California’s newest property tax law, Proposition 19, was a significant legislation change impacting property inheritance. With the popularity of accessory dwelling units (ADUs) growing in California, one question that begs to be answered is how Proposition 19 fits in.
We’ll get to the answer, but first, we’ll quickly review ADUs and then explain what changed in property tax law when Proposition 19 took effect.
An ADU—also referred to as a granny flat, mother-in-law unit, or sometimes a backyard cottage—is a popular addition to California homes these days. They’re separate from the main house and can be used for rental income or to provide a living space for loved ones or close friends.
Here at Design Appruv, we specialize in ADUs. We work with homeowners to help them find a professional ADU designer and then assist with the permit process to see a project through from the initial idea to the finished addition.
As you might imagine, there are rules and regulations to follow, as with any construction project. Still, ADUs are popping up everywhere in every setting imaginable – from metropolitan cities to rural ranches.
What is Proposition 19?
Proposition 19 is a constitutional amendment that California voters passed in November 2020. The legislation modified the tax benefits for transfers of real property from parents or grandparents to their children or grandchildren.
Under the previous law, a person who inherited a home from a parent or grandparent could avoid having the property reassessed at the current market value for tax purposes. The law allowed for substantial tax savings for the recipient of the property.
For example, let’s say you inherited your grandmother’s home and the annual property tax bill is low because it’s been based on a previously assessed tax value. Before Proposition 19, that tax bill would remain the same for you once you took ownership. Under the new law, though, once the property is transferred to you, it’s reassessed at current market value, and the property taxes are updated accordingly.
What Does Prop 19 Mean For ADUs?
Under the new law, a transferred property must be the principal residence of both the transferor and the transferee. In other words, the homeowner who is passing down the property must have lived in the home, and the person they’re handing it down to must live there as well.
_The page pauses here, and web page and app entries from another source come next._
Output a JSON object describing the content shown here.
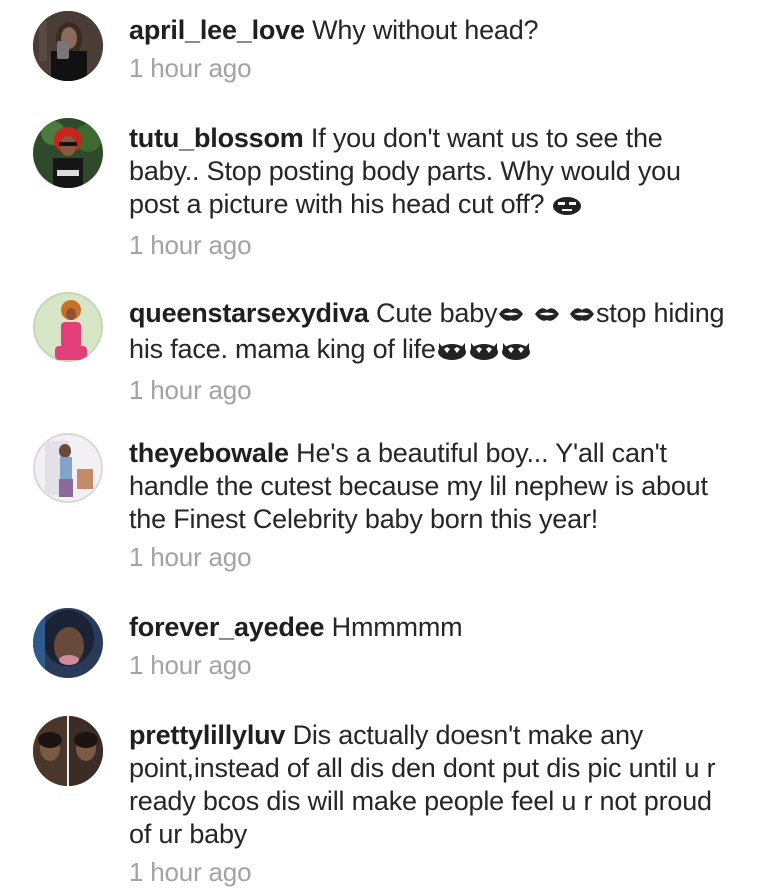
{
  "comments": [
    {
      "username": "april_lee_love",
      "text": "Why without head?",
      "time": "1 hour ago"
    },
    {
      "username": "tutu_blossom",
      "text": "If you don't want us to see the baby.. Stop posting body parts. Why would you post a picture with his head cut off?",
      "time": "1 hour ago"
    },
    {
      "username": "queenstarsexydiva",
      "text_a": "Cute baby",
      "text_b": "stop hiding his face. mama king of life",
      "time": "1 hour ago"
    },
    {
      "username": "theyebowale",
      "text": "He's a beautiful boy... Y'all can't handle the cutest because my lil nephew is about the Finest Celebrity baby born this year!",
      "time": "1 hour ago"
    },
    {
      "username": "forever_ayedee",
      "text": "Hmmmmm",
      "time": "1 hour ago"
    },
    {
      "username": "prettylillyluv",
      "text": "Dis actually doesn't make any point,instead of all dis den dont put dis pic until u r ready bcos dis will make people feel u r not proud of ur baby",
      "time": "1 hour ago"
    }
  ],
  "icons": {
    "emoji_1": "unamused-face-icon",
    "emoji_2": "kiss-mark-icon",
    "emoji_3": "heart-eyes-cat-icon"
  }
}
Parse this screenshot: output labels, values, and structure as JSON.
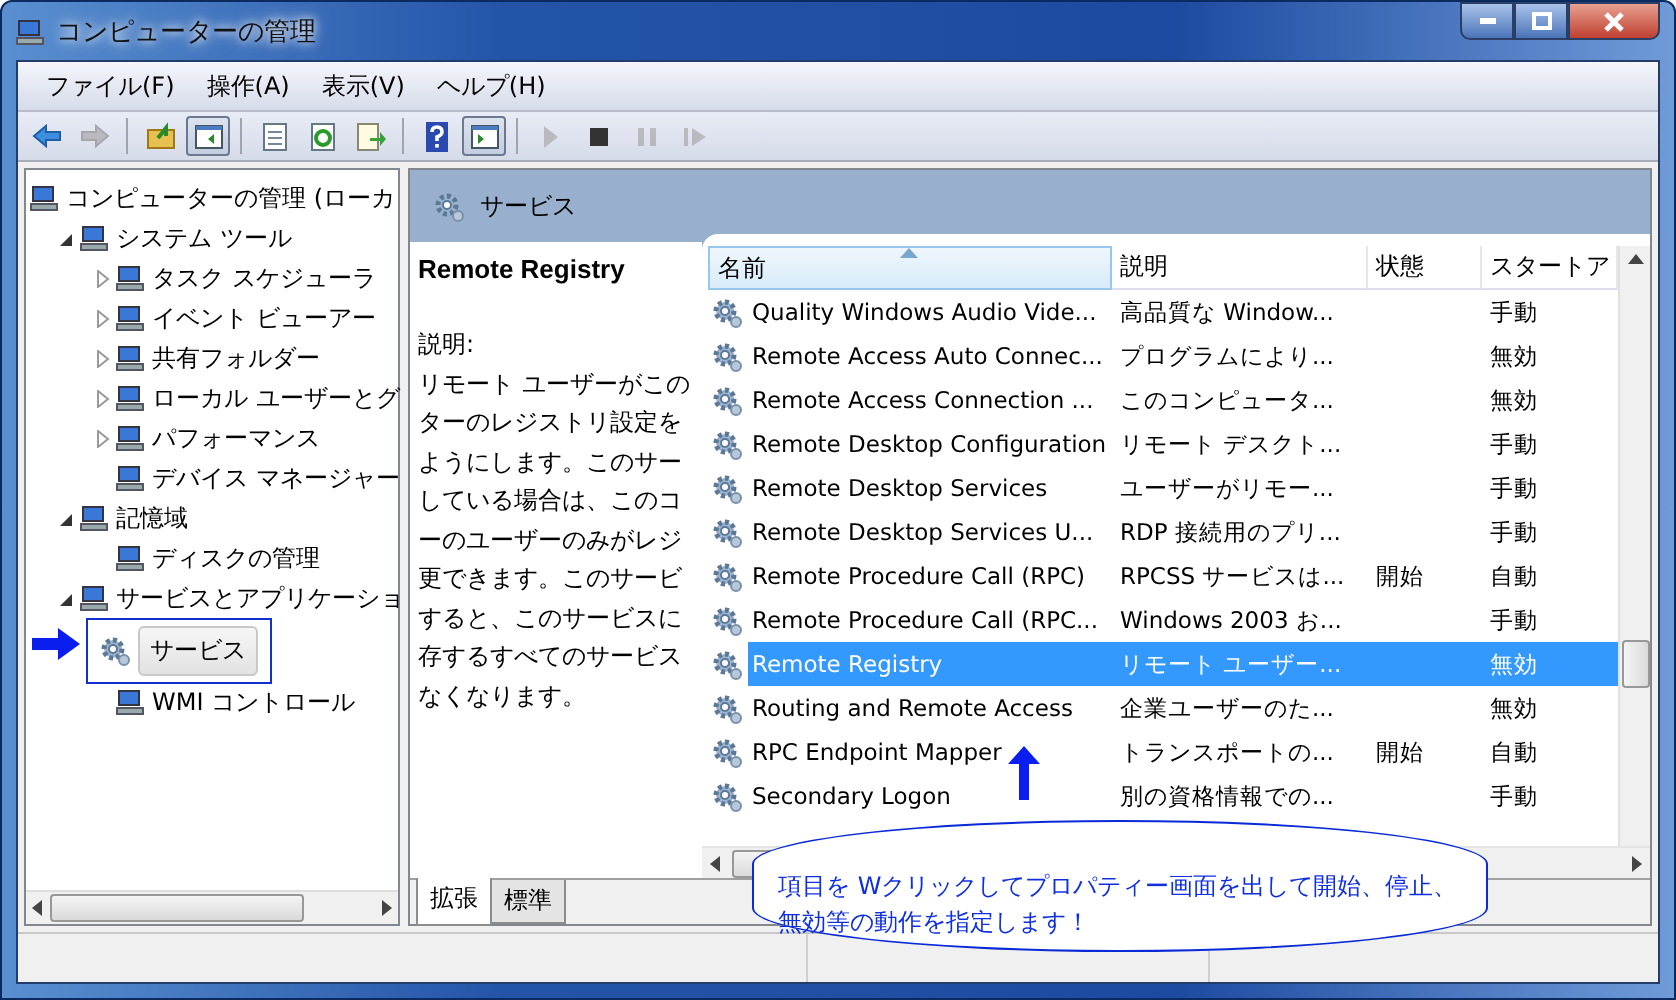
{
  "window": {
    "title": "コンピューターの管理"
  },
  "menu": [
    "ファイル(F)",
    "操作(A)",
    "表示(V)",
    "ヘルプ(H)"
  ],
  "toolbar": [
    {
      "kind": "back",
      "pressed": false,
      "disabled": false
    },
    {
      "kind": "forward",
      "pressed": false,
      "disabled": true
    },
    {
      "kind": "sep"
    },
    {
      "kind": "up",
      "pressed": false,
      "disabled": false
    },
    {
      "kind": "tree",
      "pressed": true,
      "disabled": false
    },
    {
      "kind": "sep"
    },
    {
      "kind": "properties",
      "pressed": false,
      "disabled": false
    },
    {
      "kind": "refresh",
      "pressed": false,
      "disabled": false
    },
    {
      "kind": "export",
      "pressed": false,
      "disabled": false
    },
    {
      "kind": "sep"
    },
    {
      "kind": "help",
      "pressed": false,
      "disabled": false
    },
    {
      "kind": "actionpane",
      "pressed": true,
      "disabled": false
    },
    {
      "kind": "sep"
    },
    {
      "kind": "play",
      "pressed": false,
      "disabled": true
    },
    {
      "kind": "stop",
      "pressed": false,
      "disabled": false
    },
    {
      "kind": "pause",
      "pressed": false,
      "disabled": true
    },
    {
      "kind": "resume",
      "pressed": false,
      "disabled": true
    }
  ],
  "tree": [
    {
      "label": "コンピューターの管理 (ローカ",
      "selected": false,
      "children": [
        {
          "label": "システム ツール",
          "expanded": true,
          "selected": false,
          "children": [
            {
              "label": "タスク スケジューラ",
              "expanded": false,
              "selected": false
            },
            {
              "label": "イベント ビューアー",
              "expanded": false,
              "selected": false
            },
            {
              "label": "共有フォルダー",
              "expanded": false,
              "selected": false
            },
            {
              "label": "ローカル ユーザーとグ",
              "expanded": false,
              "selected": false
            },
            {
              "label": "パフォーマンス",
              "expanded": false,
              "selected": false
            },
            {
              "label": "デバイス マネージャー",
              "selected": false
            }
          ]
        },
        {
          "label": "記憶域",
          "expanded": true,
          "selected": false,
          "children": [
            {
              "label": "ディスクの管理",
              "selected": false
            }
          ]
        },
        {
          "label": "サービスとアプリケーショ",
          "expanded": true,
          "selected": false,
          "children": [
            {
              "label": "サービス",
              "selected": true
            },
            {
              "label": "WMI コントロール",
              "selected": false
            }
          ]
        }
      ]
    }
  ],
  "panel_header": {
    "title": "サービス"
  },
  "details": {
    "name": "Remote Registry",
    "label": "説明:",
    "lines": [
      "リモート ユーザーがこの",
      "ターのレジストリ設定を",
      "ようにします。このサー",
      "している場合は、このコ",
      "ーのユーザーのみがレジ",
      "更できます。このサービ",
      "すると、このサービスに",
      "存するすべてのサービス",
      "なくなります。"
    ]
  },
  "table": {
    "columns": [
      {
        "label": "名前",
        "sorted": true
      },
      {
        "label": "説明",
        "sorted": false
      },
      {
        "label": "状態",
        "sorted": false
      },
      {
        "label": "スタートア",
        "sorted": false
      }
    ],
    "rows": [
      {
        "cells": [
          "Quality Windows Audio Vide...",
          "高品質な Window...",
          "",
          "手動"
        ],
        "selected": false
      },
      {
        "cells": [
          "Remote Access Auto Connec...",
          "プログラムにより...",
          "",
          "無効"
        ],
        "selected": false
      },
      {
        "cells": [
          "Remote Access Connection ...",
          "このコンピュータ...",
          "",
          "無効"
        ],
        "selected": false
      },
      {
        "cells": [
          "Remote Desktop Configuration",
          "リモート デスクト...",
          "",
          "手動"
        ],
        "selected": false
      },
      {
        "cells": [
          "Remote Desktop Services",
          "ユーザーがリモー...",
          "",
          "手動"
        ],
        "selected": false
      },
      {
        "cells": [
          "Remote Desktop Services U...",
          "RDP 接続用のプリ...",
          "",
          "手動"
        ],
        "selected": false
      },
      {
        "cells": [
          "Remote Procedure Call (RPC)",
          "RPCSS サービスは...",
          "開始",
          "自動"
        ],
        "selected": false
      },
      {
        "cells": [
          "Remote Procedure Call (RPC...",
          "Windows 2003 お...",
          "",
          "手動"
        ],
        "selected": false
      },
      {
        "cells": [
          "Remote Registry",
          "リモート ユーザー...",
          "",
          "無効"
        ],
        "selected": true
      },
      {
        "cells": [
          "Routing and Remote Access",
          "企業ユーザーのた...",
          "",
          "無効"
        ],
        "selected": false
      },
      {
        "cells": [
          "RPC Endpoint Mapper",
          "トランスポートの...",
          "開始",
          "自動"
        ],
        "selected": false
      },
      {
        "cells": [
          "Secondary Logon",
          "別の資格情報での...",
          "",
          "手動"
        ],
        "selected": false
      }
    ]
  },
  "tabs": [
    {
      "label": "拡張",
      "selected": true
    },
    {
      "label": "標準",
      "selected": false
    }
  ],
  "callout": {
    "lines": [
      "項目を Wクリックしてプロパティー画面を出して開始、停止、",
      "無効等の動作を指定します！"
    ]
  }
}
This may reduce the ability of an inheritor to treat the home as an investment property. It may be better to flip the property on the market. In that case, a remodel (such as adding an ADU) can improve market value for the person inheriting the home.
Proposition 19 also removed a location restriction. That opened up the housing market, making inter-county buyers more mobile. Previously, with Propositions 60 and 90, tax base transfers were restricted to a limited number of counties. Proposition 19 lifted this restriction, thereby opening up the market for many more buyers from around the state.
The bottom line is that a home on the market with an ADU provides a much more attractive package for prospective homebuyers. And with the location restriction now gone, there’s more buyers in the market who may be looking for a home with this added value.
For Information On ADU Remodel Projects
If you are considering remodeling a home that was passed down to you (to flip it on the market) and are interested in learning more about adding an ADU, we can help. Don’t hesitate to contact us for a complimentary consultation today!
About Design Appruv
Design Appruv is an expert firm of architectural draftsmen and designers. We pride ourselves in delivering a 5-star experience; we value transparency, regular communication, and a client-focused approach.
With Design Appruv’s established industry partners and 80 years of combined experience, you can trust your project is in capable hands.